New York: Challenging the belief that people with larger brains are more intelligent, scientists have found very similar levels of intelligence in rats and mice, a result that could have powerful implications for researchers studying complex behaviour and learning.
Most biologists assume that rats with larger brains are smarter than mice.
Scientists at the Cold Spring Harbor Laboratory (CSHL) systematically compared how rats and mice learn to perform a moderately challenging auditory task and found that their performance was similar.
"This was a task that tested perceptual ability as well as adaptability. We were surprised to see that mice and rats performed about the same," says Santiago Jaramillo, a former postdoctoral researcher in CSHL professor Anthony Zador's lab and who now heads his own lab at the University of Oregon.
The researchers were able to find only one difference: rats learned somewhat faster than mice.
According to Zador and Jaramillo, the training protocol which was developed and optimised specifically for rats might account for the slight advantage.
The finding of roughly equal intelligence has broad implications for cognition research.

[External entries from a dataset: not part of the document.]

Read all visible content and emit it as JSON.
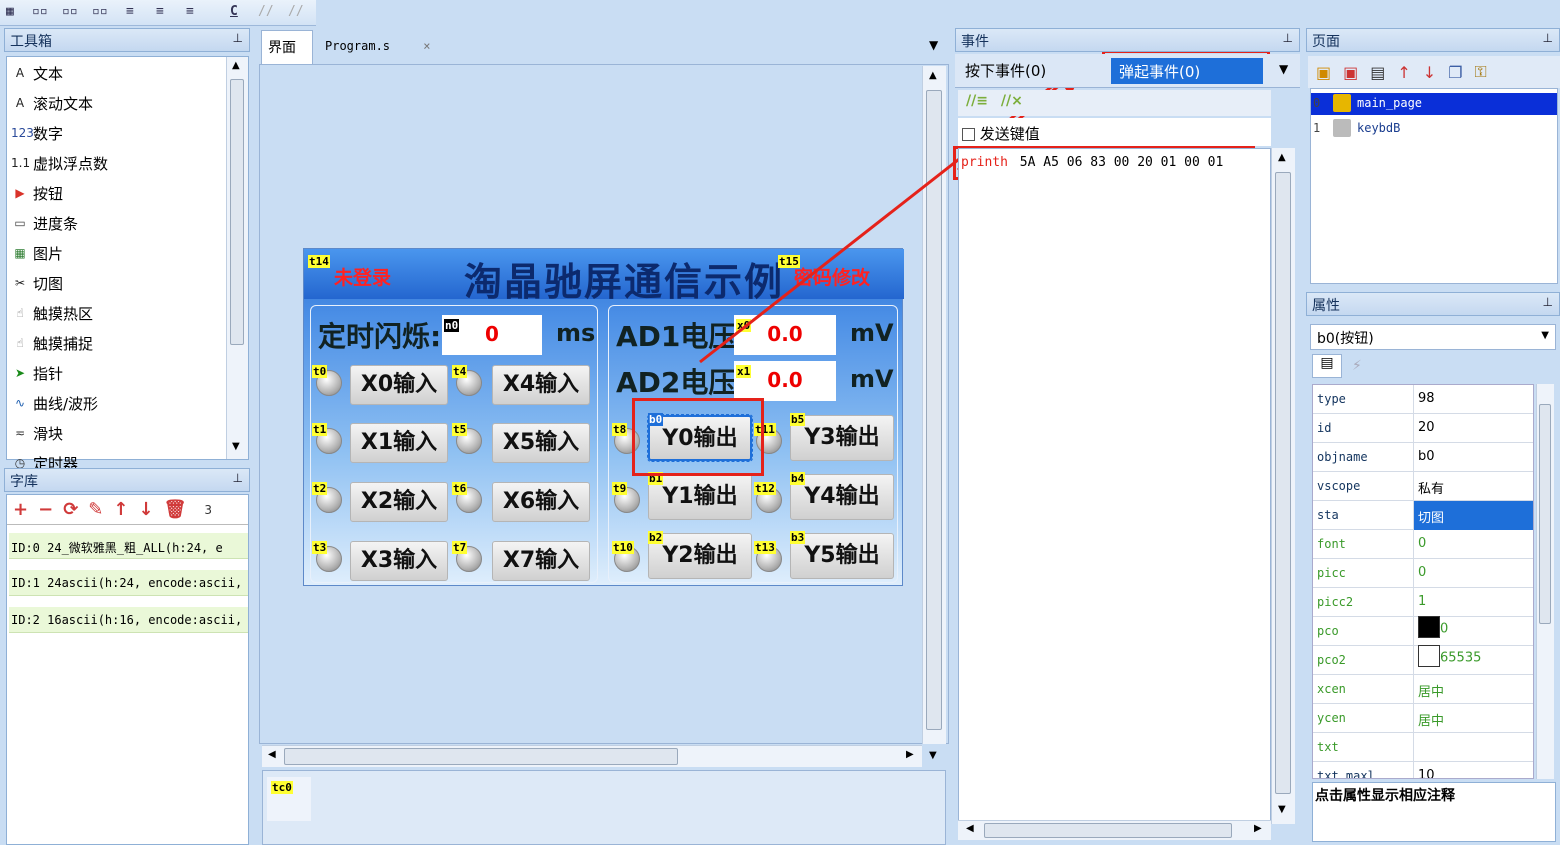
{
  "toolbar": {
    "icons": [
      "grid-icon",
      "align-left-icon",
      "align-center-icon",
      "align-right-icon",
      "align-top-icon",
      "align-middle-icon",
      "align-bottom-icon",
      "c-icon",
      "comment-icon",
      "uncomment-icon"
    ],
    "c_label": "C"
  },
  "toolbox": {
    "title": "工具箱",
    "items": [
      {
        "icon": "text-icon",
        "glyph": "A",
        "label": "文本"
      },
      {
        "icon": "scroll-text-icon",
        "glyph": "A",
        "label": "滚动文本"
      },
      {
        "icon": "number-icon",
        "glyph": "123",
        "label": "数字"
      },
      {
        "icon": "float-icon",
        "glyph": "1.1",
        "label": "虚拟浮点数"
      },
      {
        "icon": "button-icon",
        "glyph": "▶",
        "label": "按钮"
      },
      {
        "icon": "progress-icon",
        "glyph": "▭",
        "label": "进度条"
      },
      {
        "icon": "picture-icon",
        "glyph": "▦",
        "label": "图片"
      },
      {
        "icon": "crop-icon",
        "glyph": "✂",
        "label": "切图"
      },
      {
        "icon": "touch-hotspot-icon",
        "glyph": "☝",
        "label": "触摸热区"
      },
      {
        "icon": "touch-capture-icon",
        "glyph": "☝",
        "label": "触摸捕捉"
      },
      {
        "icon": "pointer-icon",
        "glyph": "➤",
        "label": "指针"
      },
      {
        "icon": "curve-icon",
        "glyph": "∿",
        "label": "曲线/波形"
      },
      {
        "icon": "slider-icon",
        "glyph": "≂",
        "label": "滑块"
      },
      {
        "icon": "timer-icon",
        "glyph": "◷",
        "label": "定时器"
      }
    ]
  },
  "fontlib": {
    "title": "字库",
    "count": "3",
    "rows": [
      "ID:0  24_微软雅黑_粗_ALL(h:24, e",
      "ID:1  24ascii(h:24, encode:ascii,",
      "ID:2  16ascii(h:16, encode:ascii,"
    ]
  },
  "editor_tabs": {
    "screen": "界面",
    "program": "Program.s",
    "close": "×"
  },
  "screen": {
    "title": "淘晶驰屏通信示例",
    "login_status": "未登录",
    "change_password": "密码修改",
    "timer_label": "定时闪烁:",
    "timer_value": "0",
    "timer_unit": "ms",
    "ad1_label": "AD1电压:",
    "ad1_value": "0.0",
    "ad1_unit": "mV",
    "ad2_label": "AD2电压:",
    "ad2_value": "0.0",
    "ad2_unit": "mV",
    "inputs": [
      "X0输入",
      "X1输入",
      "X2输入",
      "X3输入",
      "X4输入",
      "X5输入",
      "X6输入",
      "X7输入"
    ],
    "outputs": [
      "Y0输出",
      "Y1输出",
      "Y2输出",
      "Y3输出",
      "Y4输出",
      "Y5输出"
    ],
    "tags": {
      "t14": "t14",
      "t15": "t15",
      "n0": "n0",
      "x0": "x0",
      "x1": "x1",
      "t0": "t0",
      "t1": "t1",
      "t2": "t2",
      "t3": "t3",
      "t4": "t4",
      "t5": "t5",
      "t6": "t6",
      "t7": "t7",
      "t8": "t8",
      "t9": "t9",
      "t10": "t10",
      "t11": "t11",
      "t12": "t12",
      "t13": "t13",
      "b0": "b0",
      "b1": "b1",
      "b2": "b2",
      "b3": "b3",
      "b4": "b4",
      "b5": "b5"
    }
  },
  "timer_strip": {
    "tag": "tc0"
  },
  "events": {
    "title": "事件",
    "press_tab": "按下事件(0)",
    "release_tab": "弹起事件(0)",
    "send_key": "发送键值",
    "code_keyword": "printh",
    "code_args": "5A A5 06 83 00 20 01 00 01"
  },
  "pages": {
    "title": "页面",
    "items": [
      {
        "index": "0",
        "name": "main_page",
        "selected": true
      },
      {
        "index": "1",
        "name": "keybdB",
        "selected": false
      }
    ]
  },
  "props": {
    "title": "属性",
    "selector": "b0(按钮)",
    "rows": [
      {
        "k": "type",
        "v": "98",
        "green": false
      },
      {
        "k": "id",
        "v": "20",
        "green": false
      },
      {
        "k": "objname",
        "v": "b0",
        "green": false
      },
      {
        "k": "vscope",
        "v": "私有",
        "green": false
      },
      {
        "k": "sta",
        "v": "切图",
        "green": false,
        "selected": true
      },
      {
        "k": "font",
        "v": "0",
        "green": true
      },
      {
        "k": "picc",
        "v": "0",
        "green": true
      },
      {
        "k": "picc2",
        "v": "1",
        "green": true
      },
      {
        "k": "pco",
        "v": "0",
        "green": true,
        "swatch": "#000000"
      },
      {
        "k": "pco2",
        "v": "65535",
        "green": true,
        "swatch": "#ffffff"
      },
      {
        "k": "xcen",
        "v": "居中",
        "green": true
      },
      {
        "k": "ycen",
        "v": "居中",
        "green": true
      },
      {
        "k": "txt",
        "v": "",
        "green": true
      },
      {
        "k": "txt_maxl",
        "v": "10",
        "green": false
      }
    ],
    "hint": "点击属性显示相应注释"
  },
  "colors": {
    "highlight": "#1e6fd9",
    "annotation": "#e5221a",
    "tag": "#ffff33"
  }
}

"We have found that mice, and all the genetic tools available in them, can be used to study the neural mechanisms underlying decision-making and they might be suitable for other cognitive tasks as well," Zador noted.